- _Directions for this task_:
Each record must come back unchanged in your answer, stripped of its images.

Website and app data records
BEGIN
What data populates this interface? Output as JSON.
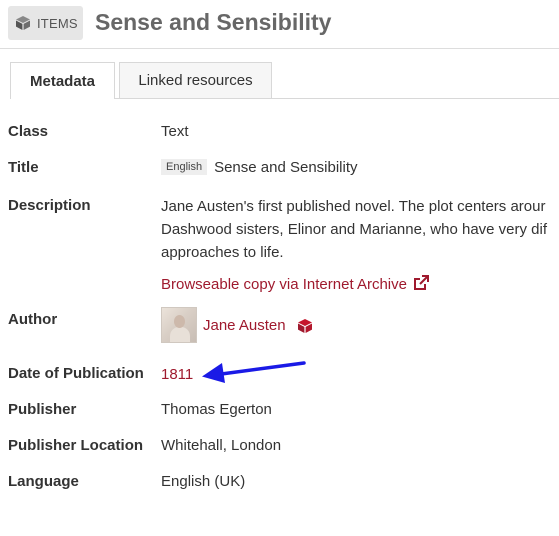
{
  "header": {
    "badge_label": "ITEMS",
    "title": "Sense and Sensibility"
  },
  "tabs": [
    {
      "label": "Metadata",
      "active": true
    },
    {
      "label": "Linked resources",
      "active": false
    }
  ],
  "metadata": {
    "class": {
      "label": "Class",
      "value": "Text"
    },
    "title": {
      "label": "Title",
      "lang": "English",
      "value": "Sense and Sensibility"
    },
    "description": {
      "label": "Description",
      "lines": [
        "Jane Austen's first published novel. The plot centers arour",
        "Dashwood sisters, Elinor and Marianne, who have very dif",
        "approaches to life."
      ],
      "link": "Browseable copy via Internet Archive"
    },
    "author": {
      "label": "Author",
      "value": "Jane Austen"
    },
    "date": {
      "label": "Date of Publication",
      "value": "1811"
    },
    "publisher": {
      "label": "Publisher",
      "value": "Thomas Egerton"
    },
    "publisher_location": {
      "label": "Publisher Location",
      "value": "Whitehall, London"
    },
    "language": {
      "label": "Language",
      "value": "English (UK)"
    }
  },
  "colors": {
    "link": "#9f1a2e",
    "arrow": "#1a1ae6"
  },
  "icons": [
    "cube-icon",
    "external-link-icon",
    "resource-cube-icon",
    "annotation-arrow"
  ]
}
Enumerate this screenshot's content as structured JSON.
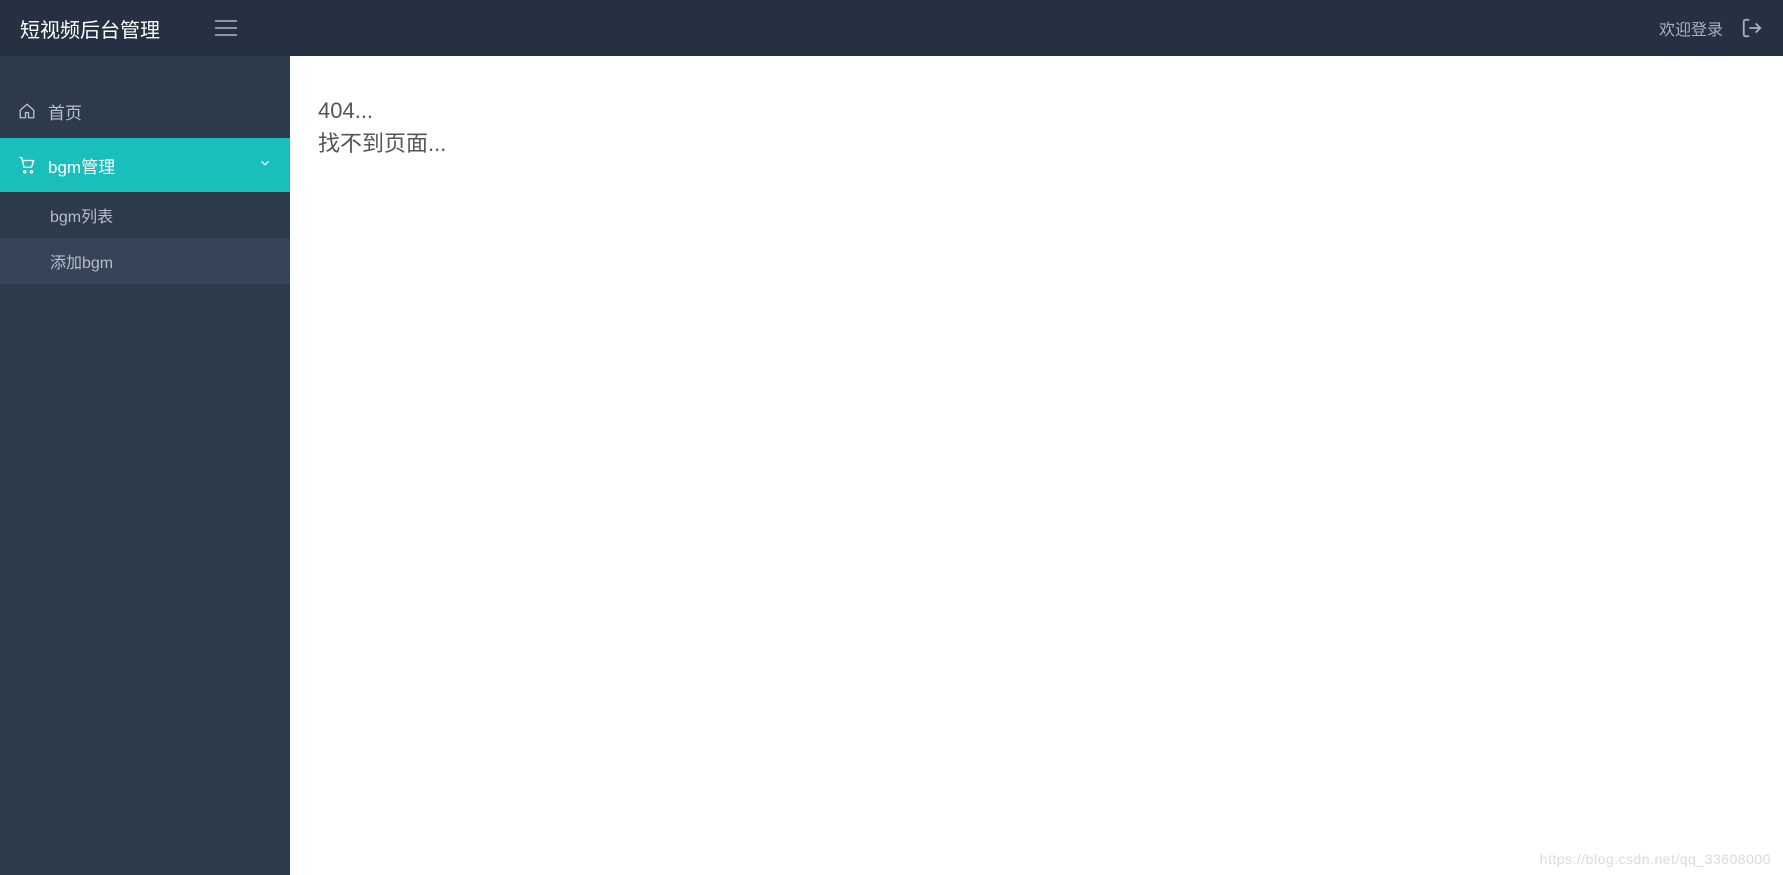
{
  "header": {
    "brand": "短视频后台管理",
    "welcome": "欢迎登录"
  },
  "sidebar": {
    "items": [
      {
        "label": "首页"
      },
      {
        "label": "bgm管理",
        "children": [
          {
            "label": "bgm列表"
          },
          {
            "label": "添加bgm"
          }
        ]
      }
    ]
  },
  "content": {
    "error_code": "404...",
    "error_msg": "找不到页面..."
  },
  "watermark": "https://blog.csdn.net/qq_33608000"
}
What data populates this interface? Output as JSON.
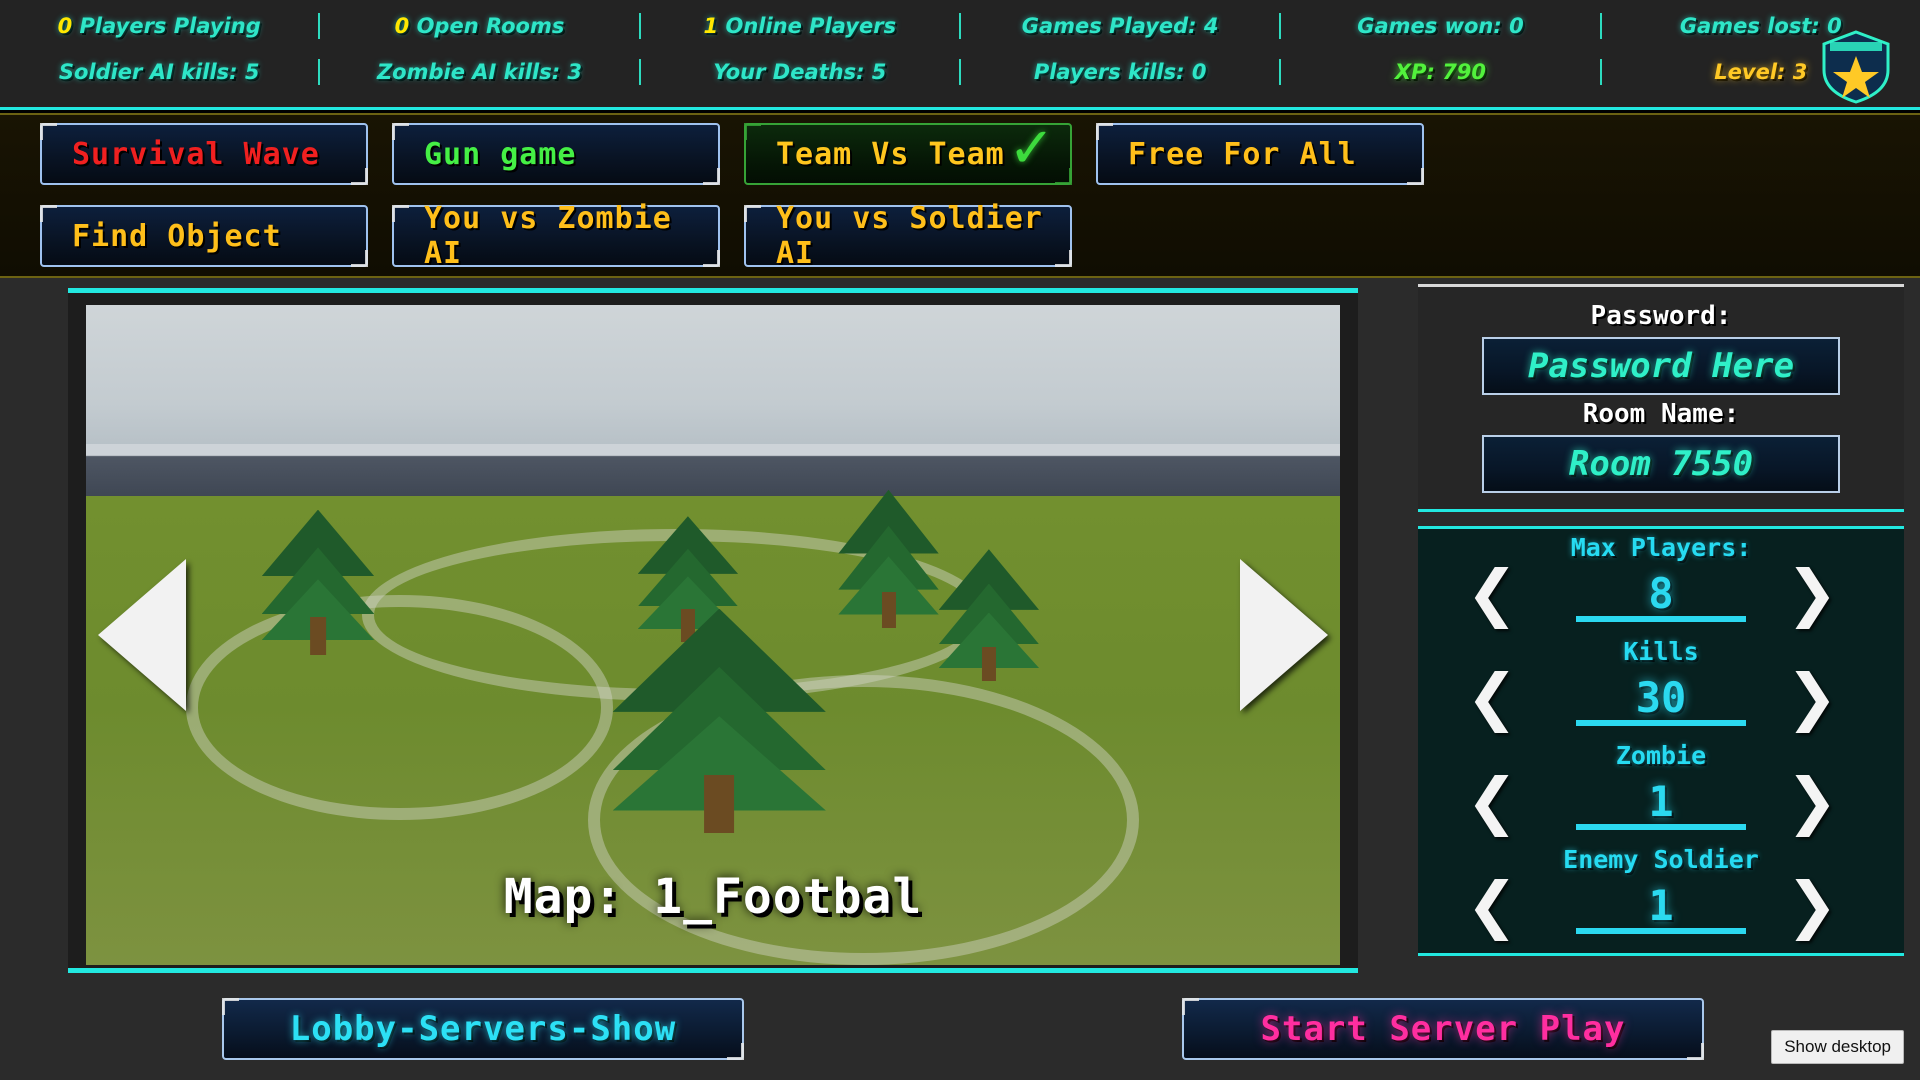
{
  "stats": {
    "row1": [
      {
        "value": "0",
        "label": " Players Playing"
      },
      {
        "value": "0",
        "label": " Open Rooms"
      },
      {
        "value": "1",
        "label": " Online Players"
      },
      {
        "value": "",
        "label": "Games Played: 4"
      },
      {
        "value": "",
        "label": "Games won: 0"
      },
      {
        "value": "",
        "label": "Games lost: 0"
      }
    ],
    "row2": [
      {
        "label": "Soldier AI kills: 5"
      },
      {
        "label": "Zombie AI kills: 3"
      },
      {
        "label": "Your Deaths: 5"
      },
      {
        "label": "Players kills: 0"
      },
      {
        "label": "XP: 790"
      },
      {
        "label": "Level: 3"
      }
    ]
  },
  "modes": {
    "row1": [
      {
        "label": "Survival Wave",
        "color": "c-red",
        "selected": false
      },
      {
        "label": "Gun game",
        "color": "c-green",
        "selected": false
      },
      {
        "label": "Team Vs Team",
        "color": "c-yellow",
        "selected": true
      },
      {
        "label": "Free For All",
        "color": "c-gold",
        "selected": false
      }
    ],
    "row2": [
      {
        "label": "Find Object",
        "color": "c-gold",
        "selected": false
      },
      {
        "label": "You vs Zombie AI",
        "color": "c-gold",
        "selected": false
      },
      {
        "label": "You vs Soldier AI",
        "color": "c-gold",
        "selected": false
      }
    ],
    "check_glyph": "✓"
  },
  "map": {
    "label": "Map: 1_Footbal",
    "prev_icon": "chevron-left",
    "next_icon": "chevron-right"
  },
  "room": {
    "password_label": "Password:",
    "password_value": "Password Here",
    "name_label": "Room Name:",
    "name_value": "Room 7550"
  },
  "settings": [
    {
      "label": "Max Players:",
      "value": "8"
    },
    {
      "label": "Kills",
      "value": "30"
    },
    {
      "label": "Zombie",
      "value": "1"
    },
    {
      "label": "Enemy Soldier",
      "value": "1"
    }
  ],
  "stepper_glyphs": {
    "left": "❮",
    "right": "❯"
  },
  "actions": {
    "lobby": "Lobby-Servers-Show",
    "start": "Start Server Play"
  },
  "taskbar": {
    "show_desktop": "Show desktop"
  },
  "colors": {
    "accent_cyan": "#22e8e0",
    "stat_text": "#2ee6c8",
    "xp": "#52f23c",
    "level": "#ffc926",
    "selected_mode": "#36a336",
    "start_btn": "#ff2ea0"
  }
}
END
- _Answer box_:
What data populates this interface? Output as JSON.
{
  "header": {
    "badge_label": "ITEMS",
    "title": "Sense and Sensibility"
  },
  "tabs": [
    {
      "label": "Metadata",
      "active": true
    },
    {
      "label": "Linked resources",
      "active": false
    }
  ],
  "metadata": {
    "class": {
      "label": "Class",
      "value": "Text"
    },
    "title": {
      "label": "Title",
      "lang": "English",
      "value": "Sense and Sensibility"
    },
    "description": {
      "label": "Description",
      "lines": [
        "Jane Austen's first published novel. The plot centers arour",
        "Dashwood sisters, Elinor and Marianne, who have very dif",
        "approaches to life."
      ],
      "link": "Browseable copy via Internet Archive"
    },
    "author": {
      "label": "Author",
      "value": "Jane Austen"
    },
    "date": {
      "label": "Date of Publication",
      "value": "1811"
    },
    "publisher": {
      "label": "Publisher",
      "value": "Thomas Egerton"
    },
    "publisher_location": {
      "label": "Publisher Location",
      "value": "Whitehall, London"
    },
    "language": {
      "label": "Language",
      "value": "English (UK)"
    }
  },
  "colors": {
    "link": "#9f1a2e",
    "arrow": "#1a1ae6"
  },
  "icons": [
    "cube-icon",
    "external-link-icon",
    "resource-cube-icon",
    "annotation-arrow"
  ]
}
Enumerate this screenshot's content as structured JSON.
{
  "header": {
    "brand": "短视频后台管理",
    "welcome": "欢迎登录"
  },
  "sidebar": {
    "items": [
      {
        "label": "首页"
      },
      {
        "label": "bgm管理",
        "children": [
          {
            "label": "bgm列表"
          },
          {
            "label": "添加bgm"
          }
        ]
      }
    ]
  },
  "content": {
    "error_code": "404...",
    "error_msg": "找不到页面..."
  },
  "watermark": "https://blog.csdn.net/qq_33608000"
}
What data populates this interface? Output as JSON.
{
  "stats": {
    "row1": [
      {
        "value": "0",
        "label": " Players Playing"
      },
      {
        "value": "0",
        "label": " Open Rooms"
      },
      {
        "value": "1",
        "label": " Online Players"
      },
      {
        "value": "",
        "label": "Games Played: 4"
      },
      {
        "value": "",
        "label": "Games won: 0"
      },
      {
        "value": "",
        "label": "Games lost: 0"
      }
    ],
    "row2": [
      {
        "label": "Soldier AI kills: 5"
      },
      {
        "label": "Zombie AI kills: 3"
      },
      {
        "label": "Your Deaths: 5"
      },
      {
        "label": "Players kills: 0"
      },
      {
        "label": "XP: 790"
      },
      {
        "label": "Level: 3"
      }
    ]
  },
  "modes": {
    "row1": [
      {
        "label": "Survival Wave",
        "color": "c-red",
        "selected": false
      },
      {
        "label": "Gun game",
        "color": "c-green",
        "selected": false
      },
      {
        "label": "Team Vs Team",
        "color": "c-yellow",
        "selected": true
      },
      {
        "label": "Free For All",
        "color": "c-gold",
        "selected": false
      }
    ],
    "row2": [
      {
        "label": "Find Object",
        "color": "c-gold",
        "selected": false
      },
      {
        "label": "You vs Zombie AI",
        "color": "c-gold",
        "selected": false
      },
      {
        "label": "You vs Soldier AI",
        "color": "c-gold",
        "selected": false
      }
    ],
    "check_glyph": "✓"
  },
  "map": {
    "label": "Map: 1_Footbal",
    "prev_icon": "chevron-left",
    "next_icon": "chevron-right"
  },
  "room": {
    "password_label": "Password:",
    "password_value": "Password Here",
    "name_label": "Room Name:",
    "name_value": "Room 7550"
  },
  "settings": [
    {
      "label": "Max Players:",
      "value": "8"
    },
    {
      "label": "Kills",
      "value": "30"
    },
    {
      "label": "Zombie",
      "value": "1"
    },
    {
      "label": "Enemy Soldier",
      "value": "1"
    }
  ],
  "stepper_glyphs": {
    "left": "❮",
    "right": "❯"
  },
  "actions": {
    "lobby": "Lobby-Servers-Show",
    "start": "Start Server Play"
  },
  "taskbar": {
    "show_desktop": "Show desktop"
  },
  "colors": {
    "accent_cyan": "#22e8e0",
    "stat_text": "#2ee6c8",
    "xp": "#52f23c",
    "level": "#ffc926",
    "selected_mode": "#36a336",
    "start_btn": "#ff2ea0"
  }
}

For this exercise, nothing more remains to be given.